WHAT THE EXERCISE ASKS: Copy each line of the entries that contains the word "JSON".

Page and application data records
BEGIN
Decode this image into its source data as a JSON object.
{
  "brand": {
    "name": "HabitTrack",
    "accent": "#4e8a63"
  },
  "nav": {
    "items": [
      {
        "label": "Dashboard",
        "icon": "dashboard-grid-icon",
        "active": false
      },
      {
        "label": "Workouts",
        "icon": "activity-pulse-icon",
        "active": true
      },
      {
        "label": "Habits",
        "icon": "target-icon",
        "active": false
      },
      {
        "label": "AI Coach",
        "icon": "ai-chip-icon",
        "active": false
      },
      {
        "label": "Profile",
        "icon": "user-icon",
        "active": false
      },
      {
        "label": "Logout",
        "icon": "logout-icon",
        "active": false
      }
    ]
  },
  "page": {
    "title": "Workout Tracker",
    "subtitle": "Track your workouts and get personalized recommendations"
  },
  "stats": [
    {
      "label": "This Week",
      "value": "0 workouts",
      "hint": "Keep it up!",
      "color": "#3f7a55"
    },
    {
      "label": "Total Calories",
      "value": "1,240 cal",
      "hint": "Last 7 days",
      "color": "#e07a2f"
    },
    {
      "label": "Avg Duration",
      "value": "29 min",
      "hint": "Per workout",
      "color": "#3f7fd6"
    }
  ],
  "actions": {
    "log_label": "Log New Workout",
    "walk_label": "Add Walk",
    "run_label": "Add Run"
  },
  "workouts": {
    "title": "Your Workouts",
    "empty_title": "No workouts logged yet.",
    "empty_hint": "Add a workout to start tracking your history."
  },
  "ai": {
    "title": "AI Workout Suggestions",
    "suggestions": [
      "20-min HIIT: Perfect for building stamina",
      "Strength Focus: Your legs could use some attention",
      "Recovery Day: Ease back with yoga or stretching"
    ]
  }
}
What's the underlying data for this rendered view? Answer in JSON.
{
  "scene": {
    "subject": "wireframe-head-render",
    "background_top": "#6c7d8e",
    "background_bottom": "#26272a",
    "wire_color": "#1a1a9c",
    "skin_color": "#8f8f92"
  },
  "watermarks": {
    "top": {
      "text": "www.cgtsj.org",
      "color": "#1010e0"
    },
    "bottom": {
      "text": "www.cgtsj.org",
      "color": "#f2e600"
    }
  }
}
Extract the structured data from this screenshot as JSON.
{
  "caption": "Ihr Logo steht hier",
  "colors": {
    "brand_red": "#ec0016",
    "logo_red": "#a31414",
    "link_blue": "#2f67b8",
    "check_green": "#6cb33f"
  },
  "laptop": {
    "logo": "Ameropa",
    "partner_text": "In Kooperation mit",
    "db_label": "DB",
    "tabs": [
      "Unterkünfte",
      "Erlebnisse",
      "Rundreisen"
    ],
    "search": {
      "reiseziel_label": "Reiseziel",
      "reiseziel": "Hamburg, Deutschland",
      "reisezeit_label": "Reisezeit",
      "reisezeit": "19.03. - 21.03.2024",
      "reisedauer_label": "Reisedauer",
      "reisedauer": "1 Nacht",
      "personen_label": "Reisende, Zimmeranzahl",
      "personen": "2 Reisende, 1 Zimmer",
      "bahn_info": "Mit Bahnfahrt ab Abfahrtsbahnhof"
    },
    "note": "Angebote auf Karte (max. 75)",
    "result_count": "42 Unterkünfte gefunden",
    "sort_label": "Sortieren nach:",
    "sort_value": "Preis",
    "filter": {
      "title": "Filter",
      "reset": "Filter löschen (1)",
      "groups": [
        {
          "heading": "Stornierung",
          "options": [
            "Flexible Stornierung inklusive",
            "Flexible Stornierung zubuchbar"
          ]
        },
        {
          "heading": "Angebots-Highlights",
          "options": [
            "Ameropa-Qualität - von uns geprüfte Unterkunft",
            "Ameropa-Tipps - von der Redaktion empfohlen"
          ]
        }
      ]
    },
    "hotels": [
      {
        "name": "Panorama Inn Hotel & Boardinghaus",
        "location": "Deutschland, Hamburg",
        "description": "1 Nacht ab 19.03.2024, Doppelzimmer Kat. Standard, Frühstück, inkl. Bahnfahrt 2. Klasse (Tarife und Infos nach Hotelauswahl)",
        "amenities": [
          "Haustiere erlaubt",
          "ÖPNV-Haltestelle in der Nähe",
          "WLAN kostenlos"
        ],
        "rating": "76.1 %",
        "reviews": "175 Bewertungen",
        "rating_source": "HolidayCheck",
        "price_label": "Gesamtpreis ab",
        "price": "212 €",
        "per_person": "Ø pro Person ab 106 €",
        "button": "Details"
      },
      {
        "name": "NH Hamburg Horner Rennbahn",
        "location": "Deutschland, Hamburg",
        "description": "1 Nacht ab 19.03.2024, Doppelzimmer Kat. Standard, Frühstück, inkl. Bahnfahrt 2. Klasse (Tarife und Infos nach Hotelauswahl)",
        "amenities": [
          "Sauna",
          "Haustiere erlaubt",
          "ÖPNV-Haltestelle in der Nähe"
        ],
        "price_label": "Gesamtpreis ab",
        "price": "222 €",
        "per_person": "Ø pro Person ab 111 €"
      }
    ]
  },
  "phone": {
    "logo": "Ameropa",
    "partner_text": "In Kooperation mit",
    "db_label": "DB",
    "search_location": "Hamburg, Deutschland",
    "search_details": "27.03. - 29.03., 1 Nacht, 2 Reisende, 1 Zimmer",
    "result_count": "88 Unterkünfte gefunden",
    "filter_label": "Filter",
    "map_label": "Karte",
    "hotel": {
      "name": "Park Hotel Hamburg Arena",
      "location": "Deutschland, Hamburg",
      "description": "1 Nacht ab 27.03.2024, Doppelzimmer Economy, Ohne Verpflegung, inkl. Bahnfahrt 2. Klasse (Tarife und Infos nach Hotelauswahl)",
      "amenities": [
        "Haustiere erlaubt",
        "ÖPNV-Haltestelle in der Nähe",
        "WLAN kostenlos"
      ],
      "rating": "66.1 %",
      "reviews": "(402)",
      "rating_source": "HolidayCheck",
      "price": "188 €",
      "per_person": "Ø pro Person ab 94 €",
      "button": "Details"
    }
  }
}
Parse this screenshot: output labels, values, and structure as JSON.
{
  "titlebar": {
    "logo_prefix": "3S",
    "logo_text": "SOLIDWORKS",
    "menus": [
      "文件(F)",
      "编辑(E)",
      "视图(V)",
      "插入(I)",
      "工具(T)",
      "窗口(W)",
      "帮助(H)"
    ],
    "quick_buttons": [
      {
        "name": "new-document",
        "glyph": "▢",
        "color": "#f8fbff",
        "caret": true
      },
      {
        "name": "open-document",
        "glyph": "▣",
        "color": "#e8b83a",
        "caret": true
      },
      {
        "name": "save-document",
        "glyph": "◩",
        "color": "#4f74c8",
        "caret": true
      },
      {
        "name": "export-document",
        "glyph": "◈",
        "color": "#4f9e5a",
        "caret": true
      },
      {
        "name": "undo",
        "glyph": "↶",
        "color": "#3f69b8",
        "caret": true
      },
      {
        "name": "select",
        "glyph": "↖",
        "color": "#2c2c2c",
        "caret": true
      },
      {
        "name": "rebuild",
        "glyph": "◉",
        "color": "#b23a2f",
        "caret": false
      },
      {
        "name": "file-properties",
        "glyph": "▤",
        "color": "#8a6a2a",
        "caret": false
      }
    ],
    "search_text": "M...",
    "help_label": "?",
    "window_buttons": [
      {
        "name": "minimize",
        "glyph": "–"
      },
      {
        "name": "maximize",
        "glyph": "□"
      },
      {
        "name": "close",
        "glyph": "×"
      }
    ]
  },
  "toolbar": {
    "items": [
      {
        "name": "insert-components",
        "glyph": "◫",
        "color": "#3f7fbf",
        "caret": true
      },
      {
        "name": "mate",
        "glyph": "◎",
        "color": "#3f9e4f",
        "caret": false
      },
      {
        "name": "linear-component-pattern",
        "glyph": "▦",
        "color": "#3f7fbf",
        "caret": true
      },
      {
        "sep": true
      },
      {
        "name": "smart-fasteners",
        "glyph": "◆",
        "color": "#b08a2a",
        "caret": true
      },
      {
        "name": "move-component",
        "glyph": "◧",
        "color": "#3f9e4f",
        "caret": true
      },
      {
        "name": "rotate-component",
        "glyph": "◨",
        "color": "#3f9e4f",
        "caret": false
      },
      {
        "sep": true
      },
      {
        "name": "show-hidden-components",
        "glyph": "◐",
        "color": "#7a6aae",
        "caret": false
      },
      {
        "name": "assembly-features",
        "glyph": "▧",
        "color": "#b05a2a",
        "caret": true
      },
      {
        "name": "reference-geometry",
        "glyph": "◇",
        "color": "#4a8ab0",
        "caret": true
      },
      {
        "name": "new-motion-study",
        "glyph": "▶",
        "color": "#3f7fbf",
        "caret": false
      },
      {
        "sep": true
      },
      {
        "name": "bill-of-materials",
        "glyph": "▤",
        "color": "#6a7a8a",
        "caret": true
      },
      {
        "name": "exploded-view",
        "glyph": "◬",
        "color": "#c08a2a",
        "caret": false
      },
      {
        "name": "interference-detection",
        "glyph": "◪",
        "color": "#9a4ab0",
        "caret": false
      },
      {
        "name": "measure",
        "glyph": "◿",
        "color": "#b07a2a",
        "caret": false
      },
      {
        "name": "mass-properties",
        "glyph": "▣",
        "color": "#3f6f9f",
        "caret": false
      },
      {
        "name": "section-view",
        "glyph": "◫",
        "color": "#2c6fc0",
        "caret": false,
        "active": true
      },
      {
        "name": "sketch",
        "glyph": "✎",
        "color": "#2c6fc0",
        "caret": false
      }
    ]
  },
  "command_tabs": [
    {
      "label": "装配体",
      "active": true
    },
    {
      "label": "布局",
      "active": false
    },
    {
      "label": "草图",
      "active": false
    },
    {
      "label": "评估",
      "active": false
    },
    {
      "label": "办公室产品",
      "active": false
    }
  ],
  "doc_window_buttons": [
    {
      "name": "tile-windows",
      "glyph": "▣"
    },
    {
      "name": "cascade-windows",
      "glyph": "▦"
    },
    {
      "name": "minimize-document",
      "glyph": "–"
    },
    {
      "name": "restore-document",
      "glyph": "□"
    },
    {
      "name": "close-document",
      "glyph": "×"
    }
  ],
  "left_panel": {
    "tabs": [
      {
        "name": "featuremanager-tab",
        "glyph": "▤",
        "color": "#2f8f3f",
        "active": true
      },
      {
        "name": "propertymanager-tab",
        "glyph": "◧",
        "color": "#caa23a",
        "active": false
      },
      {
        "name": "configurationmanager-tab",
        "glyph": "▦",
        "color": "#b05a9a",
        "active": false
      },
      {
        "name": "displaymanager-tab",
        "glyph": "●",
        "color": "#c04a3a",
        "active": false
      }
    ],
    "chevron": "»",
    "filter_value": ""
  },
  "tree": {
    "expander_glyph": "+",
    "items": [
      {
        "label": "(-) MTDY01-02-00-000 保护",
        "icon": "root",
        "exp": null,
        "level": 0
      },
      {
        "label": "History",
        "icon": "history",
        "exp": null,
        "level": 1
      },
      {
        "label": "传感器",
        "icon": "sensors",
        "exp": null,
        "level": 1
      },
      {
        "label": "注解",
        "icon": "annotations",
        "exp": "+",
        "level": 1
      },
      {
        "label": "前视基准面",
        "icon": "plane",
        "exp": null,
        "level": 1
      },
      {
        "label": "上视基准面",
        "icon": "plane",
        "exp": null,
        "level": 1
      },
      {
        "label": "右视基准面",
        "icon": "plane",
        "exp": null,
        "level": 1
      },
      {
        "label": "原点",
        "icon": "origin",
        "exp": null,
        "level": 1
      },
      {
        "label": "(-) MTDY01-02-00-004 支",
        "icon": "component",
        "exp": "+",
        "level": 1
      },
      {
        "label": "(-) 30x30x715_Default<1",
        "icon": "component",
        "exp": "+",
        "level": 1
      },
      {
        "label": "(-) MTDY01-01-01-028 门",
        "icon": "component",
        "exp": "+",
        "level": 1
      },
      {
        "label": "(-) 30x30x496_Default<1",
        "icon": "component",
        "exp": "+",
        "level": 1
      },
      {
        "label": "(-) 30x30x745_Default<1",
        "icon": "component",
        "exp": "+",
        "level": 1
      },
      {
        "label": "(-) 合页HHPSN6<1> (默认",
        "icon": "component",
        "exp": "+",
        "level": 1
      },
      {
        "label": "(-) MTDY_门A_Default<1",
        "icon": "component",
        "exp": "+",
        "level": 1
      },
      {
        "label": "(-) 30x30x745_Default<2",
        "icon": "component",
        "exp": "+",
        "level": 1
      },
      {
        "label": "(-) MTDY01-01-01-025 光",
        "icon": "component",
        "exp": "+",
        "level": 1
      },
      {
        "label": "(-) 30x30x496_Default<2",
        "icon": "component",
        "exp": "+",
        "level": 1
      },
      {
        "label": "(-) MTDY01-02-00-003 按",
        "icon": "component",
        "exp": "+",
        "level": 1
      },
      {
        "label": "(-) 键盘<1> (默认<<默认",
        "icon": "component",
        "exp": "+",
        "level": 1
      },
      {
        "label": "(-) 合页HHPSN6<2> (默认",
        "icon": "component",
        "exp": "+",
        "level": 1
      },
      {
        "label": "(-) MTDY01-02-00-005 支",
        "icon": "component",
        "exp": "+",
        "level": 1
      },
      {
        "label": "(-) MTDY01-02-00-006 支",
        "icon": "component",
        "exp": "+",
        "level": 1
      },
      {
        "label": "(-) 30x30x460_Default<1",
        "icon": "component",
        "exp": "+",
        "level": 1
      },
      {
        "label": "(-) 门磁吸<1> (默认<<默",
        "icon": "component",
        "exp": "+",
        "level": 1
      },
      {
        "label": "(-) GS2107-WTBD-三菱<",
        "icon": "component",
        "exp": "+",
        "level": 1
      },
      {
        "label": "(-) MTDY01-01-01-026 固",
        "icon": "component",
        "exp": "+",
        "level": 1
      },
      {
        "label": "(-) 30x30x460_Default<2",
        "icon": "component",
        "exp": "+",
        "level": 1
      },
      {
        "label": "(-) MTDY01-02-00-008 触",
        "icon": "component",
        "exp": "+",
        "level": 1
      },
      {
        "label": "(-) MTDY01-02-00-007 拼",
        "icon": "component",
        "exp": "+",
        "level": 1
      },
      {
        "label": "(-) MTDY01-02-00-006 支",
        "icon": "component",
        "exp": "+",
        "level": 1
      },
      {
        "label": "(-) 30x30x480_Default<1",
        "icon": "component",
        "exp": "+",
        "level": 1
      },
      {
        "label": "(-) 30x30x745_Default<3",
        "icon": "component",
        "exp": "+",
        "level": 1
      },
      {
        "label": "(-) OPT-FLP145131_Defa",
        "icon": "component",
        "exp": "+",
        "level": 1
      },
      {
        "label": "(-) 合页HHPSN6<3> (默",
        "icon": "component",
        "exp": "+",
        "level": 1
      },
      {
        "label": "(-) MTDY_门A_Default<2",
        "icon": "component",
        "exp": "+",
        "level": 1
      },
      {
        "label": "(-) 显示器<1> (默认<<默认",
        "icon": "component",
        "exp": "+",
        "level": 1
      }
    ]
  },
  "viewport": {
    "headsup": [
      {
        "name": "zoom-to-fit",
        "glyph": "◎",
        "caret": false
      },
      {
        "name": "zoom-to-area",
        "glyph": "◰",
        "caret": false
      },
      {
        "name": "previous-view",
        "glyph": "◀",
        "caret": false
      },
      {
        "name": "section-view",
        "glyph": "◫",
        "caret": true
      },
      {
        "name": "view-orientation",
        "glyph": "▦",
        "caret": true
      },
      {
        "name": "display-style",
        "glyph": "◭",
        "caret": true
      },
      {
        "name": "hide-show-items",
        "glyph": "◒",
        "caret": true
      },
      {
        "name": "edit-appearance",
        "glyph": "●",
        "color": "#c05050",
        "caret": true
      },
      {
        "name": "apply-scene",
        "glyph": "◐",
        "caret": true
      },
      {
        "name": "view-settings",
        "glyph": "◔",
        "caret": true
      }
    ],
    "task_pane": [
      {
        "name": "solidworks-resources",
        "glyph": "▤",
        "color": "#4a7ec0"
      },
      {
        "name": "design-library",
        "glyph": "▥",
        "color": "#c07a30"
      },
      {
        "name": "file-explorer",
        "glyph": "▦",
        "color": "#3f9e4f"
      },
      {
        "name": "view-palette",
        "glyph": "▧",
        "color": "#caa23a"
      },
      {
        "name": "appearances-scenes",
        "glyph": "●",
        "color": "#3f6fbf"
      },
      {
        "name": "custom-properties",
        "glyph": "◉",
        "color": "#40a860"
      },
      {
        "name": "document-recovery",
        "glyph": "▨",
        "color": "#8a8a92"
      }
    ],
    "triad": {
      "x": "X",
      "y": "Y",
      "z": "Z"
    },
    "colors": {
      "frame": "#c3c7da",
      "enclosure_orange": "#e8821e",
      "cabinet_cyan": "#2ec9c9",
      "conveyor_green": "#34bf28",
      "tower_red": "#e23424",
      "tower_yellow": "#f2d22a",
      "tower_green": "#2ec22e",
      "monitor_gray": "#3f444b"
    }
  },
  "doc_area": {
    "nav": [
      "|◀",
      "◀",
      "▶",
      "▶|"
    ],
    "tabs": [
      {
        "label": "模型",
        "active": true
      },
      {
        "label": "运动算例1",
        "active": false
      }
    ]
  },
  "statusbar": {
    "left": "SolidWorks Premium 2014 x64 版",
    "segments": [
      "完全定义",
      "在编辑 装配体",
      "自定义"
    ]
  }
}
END
EXERCISE RESULT:
Decode this image into its source data as a JSON object.
What's the underlying data for this rendered view? Answer in JSON.
Extract the structured data from this screenshot as JSON.
Parse this screenshot: output labels, values, and structure as JSON.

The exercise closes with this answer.